Just as the Pentium III was a Pentium II with SSE and a few added features, the Celeron II is simply a Celeron with a SSE, SSE2, and a few added features. The chip is available from 533 MHz to 1.1 GHz. This chip was basically an enhancement of the original Celeron, and it was released in response to AMD's coming competition in the low-cost market with the Duron. The PSN of the Pentium III had been disabled in the Celeron II, with Intel stating that the feature was not necessary in the entry-level consumer market. Due to some inefficiencies in the L2 cache and still using the 66MHz bus (unless you overclock), this chip would not hold up too well against the Duron despite being based on the trusted Coppermine core. Celeron II would not be released with true 100 MHz bus support until the 800MHz edition, which was put out at the beginning of 2001.
Duron (2000 - Current)
In April of 2000, AMD released the Duron "Spitfire". Spitfire came primarily out of the Athlon Thunderbird lineage, but it had a lighter load of cache onboard, ensuring that it was not a contender in the performance realm with its big cousin.
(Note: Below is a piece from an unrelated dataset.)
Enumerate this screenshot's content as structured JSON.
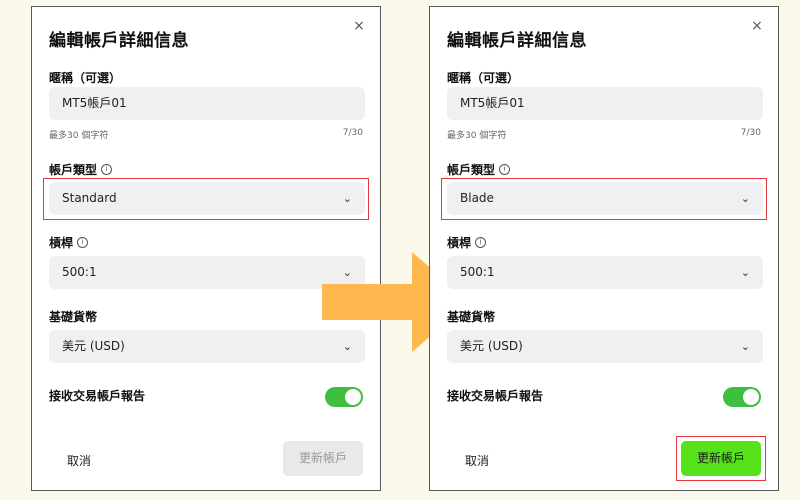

The chip had a 128 KB L1 cache, but only 64 KB of on-die L2. Despite the lower L2 cache, internal methods of dealing with the L2 cache coupled with other improvements make the Duron a clear winner when compared against the Celeron. Duron also works with the EV6 bus while Celeron was still working with 66 MHz bus, and this did not help Celeron at all.
In August of 2001, AMD released the Duron "Morgan". This chip broke out at 950 MHz but quickly moved past 1 GHz. The Morgan processor core was the key to the improvement of Duron here, and it is comparable to the effect of the Palomino core on the Athlon. In fact, feature-wise, the Morgan core is basically the same as the Palomino core, but with 64 KB of L2 rather than 256 KB.